The accommodation is one of the most critical elements of the project as it will be developed based on a maximum transit time for any individual operative being no longer than twelve hours, that being the limit permitted without the requirement of permanent overnight accommodation. Eliminating the need for sleeping cabins substantially reduces build and operating costs, and so the current approach is to develop a high-quality interior that would feature business class seating for approximately 120 personnel within a comfortable and well-thought-out lounge environment with plenty of natural light. The development team is identifying applicable designs and concepts from Damen’s existing vessel portfolio and is considering lounge formats that would take ideas from high-class ferries and also incorporate the functional luxury of Damen’s latest generation of crew supply vessels such as the FCS 7011.
Much work remains to be done and, indeed, at Damen every design is always being optimised and updated based on market feedback and technological advances.

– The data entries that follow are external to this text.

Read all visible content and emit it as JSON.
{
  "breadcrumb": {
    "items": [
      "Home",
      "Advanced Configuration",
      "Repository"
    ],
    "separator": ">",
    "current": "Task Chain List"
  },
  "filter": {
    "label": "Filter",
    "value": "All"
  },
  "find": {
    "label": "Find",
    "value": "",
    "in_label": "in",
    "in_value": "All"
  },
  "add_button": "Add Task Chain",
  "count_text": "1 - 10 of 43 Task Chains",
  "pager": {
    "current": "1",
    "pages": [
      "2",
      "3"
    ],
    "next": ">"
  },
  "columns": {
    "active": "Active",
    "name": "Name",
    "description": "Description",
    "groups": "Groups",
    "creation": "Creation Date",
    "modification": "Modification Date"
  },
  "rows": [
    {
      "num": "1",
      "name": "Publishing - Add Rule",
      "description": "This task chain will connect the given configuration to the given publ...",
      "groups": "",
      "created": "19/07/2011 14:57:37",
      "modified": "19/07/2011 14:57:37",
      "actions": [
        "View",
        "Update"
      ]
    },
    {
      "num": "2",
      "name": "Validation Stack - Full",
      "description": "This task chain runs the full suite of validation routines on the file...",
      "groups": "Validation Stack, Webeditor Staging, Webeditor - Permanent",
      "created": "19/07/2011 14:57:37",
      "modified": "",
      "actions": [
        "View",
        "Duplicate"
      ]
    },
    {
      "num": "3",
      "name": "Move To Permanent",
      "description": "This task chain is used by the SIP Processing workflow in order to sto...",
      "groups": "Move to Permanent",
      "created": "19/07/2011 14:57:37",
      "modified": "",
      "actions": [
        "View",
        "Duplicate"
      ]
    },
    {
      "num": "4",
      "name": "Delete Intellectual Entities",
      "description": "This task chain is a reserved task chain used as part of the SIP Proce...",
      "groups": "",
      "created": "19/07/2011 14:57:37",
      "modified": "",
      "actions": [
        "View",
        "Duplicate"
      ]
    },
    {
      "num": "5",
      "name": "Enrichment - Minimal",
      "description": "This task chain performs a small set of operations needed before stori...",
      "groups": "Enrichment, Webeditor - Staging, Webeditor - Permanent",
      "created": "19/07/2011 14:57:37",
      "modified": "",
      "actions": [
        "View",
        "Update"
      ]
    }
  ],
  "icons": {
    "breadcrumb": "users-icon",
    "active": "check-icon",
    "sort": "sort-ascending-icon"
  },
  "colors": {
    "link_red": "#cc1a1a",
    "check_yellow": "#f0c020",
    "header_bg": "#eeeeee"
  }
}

As the needs of the clients change so too the designs evolve and adapt. What is certain is that the current changes taking place in the way the offshore O&G sector conducts its operations provide many opportunities for the application of fresh thinking and the innovation that comes with it. Also certain is that Damen has the experience and capabilities to play a major role in that process over the years ahead.
For further information, contact:
ASV 9020 Walk to Work vessel
Damen Shipyards Galati
Fast Crew Supplier 7011